  90. S. Burdach, S. Plehm, R. Unland et al., “Epigenetic maintenance of stemness and malignancy in peripheral neuroectodermal tumors by EZH2,” Cell Cycle, vol. 8, no. 13, pp. 1991–1996, 2009. View at Scopus
  91. A. E. Teschendorff, U. Menon, A. Gentry-Maharaj et al., “Age-dependent DNA methylation of genes that are suppressed in stem cells is a hallmark of cancer,” Genome Research, vol. 20, no. 4, pp. 440–446, 2010. View at Publisher · View at Google Scholar · View at Scopus

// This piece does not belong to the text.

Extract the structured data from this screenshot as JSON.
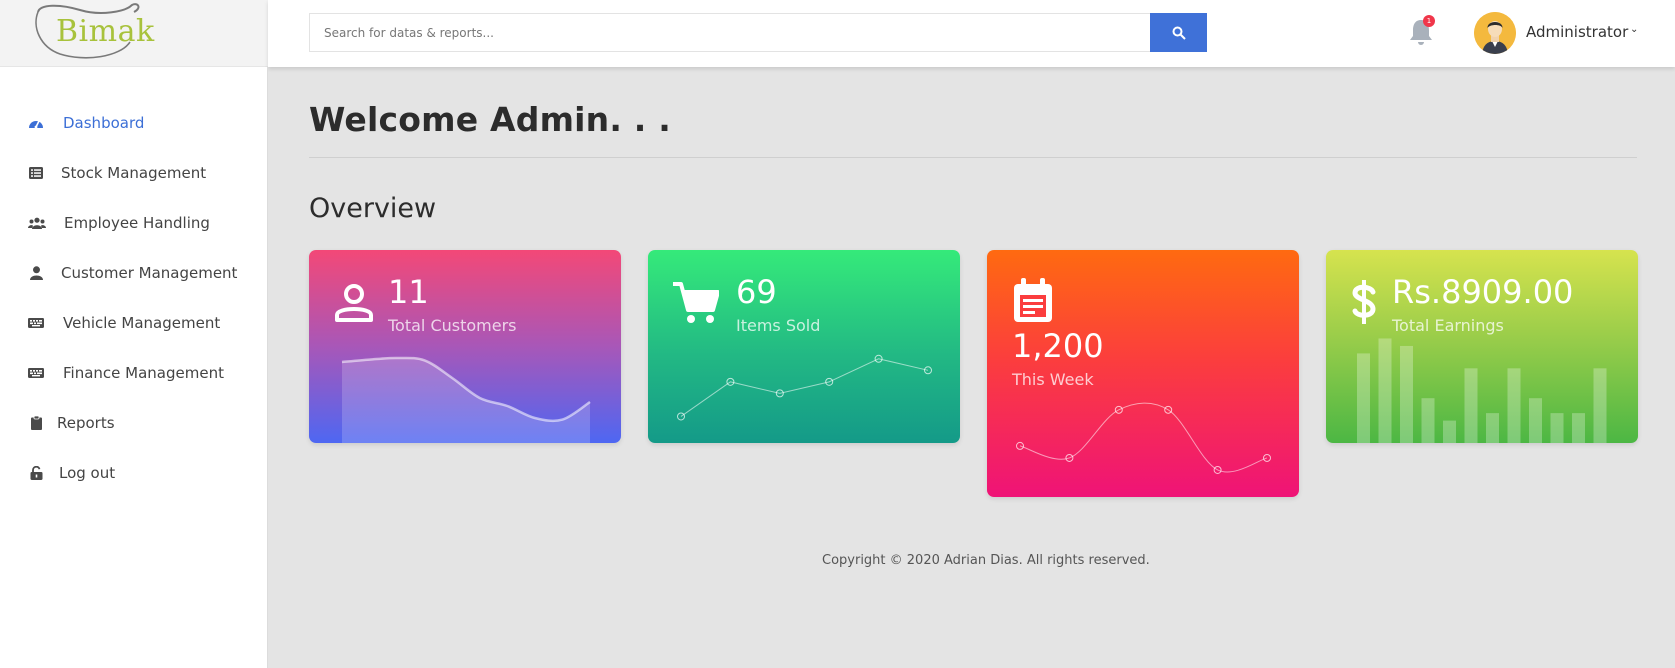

  92. M. R. Choi, Y. H. In, J. Park et al., “Genome-scale DNA methylation pattern profiling of human bone marrow mesenchymal stem cells in long-term culture,” Experimental & Molecular Medicine, vol. 44, no. 8, pp. 503–512, 2012. View at Publisher · View at Google Scholar
  93. S. Thomas and D. Bonchev, “A survey of current software for network analysis in molecular biology,” Human Genomics, vol. 4, no. 5, pp. 353–360, 2010. View at Scopus
  94. R. Izadpanah, D. Kaushal, C. Kriedt et al., “Long-term in vitro expansion alters the biology of adult mesenchymal stem cells,” Cancer Research, vol. 68, no. 11, pp. 4229–4238, 2008. View at Publisher · View at Google Scholar · View at Scopus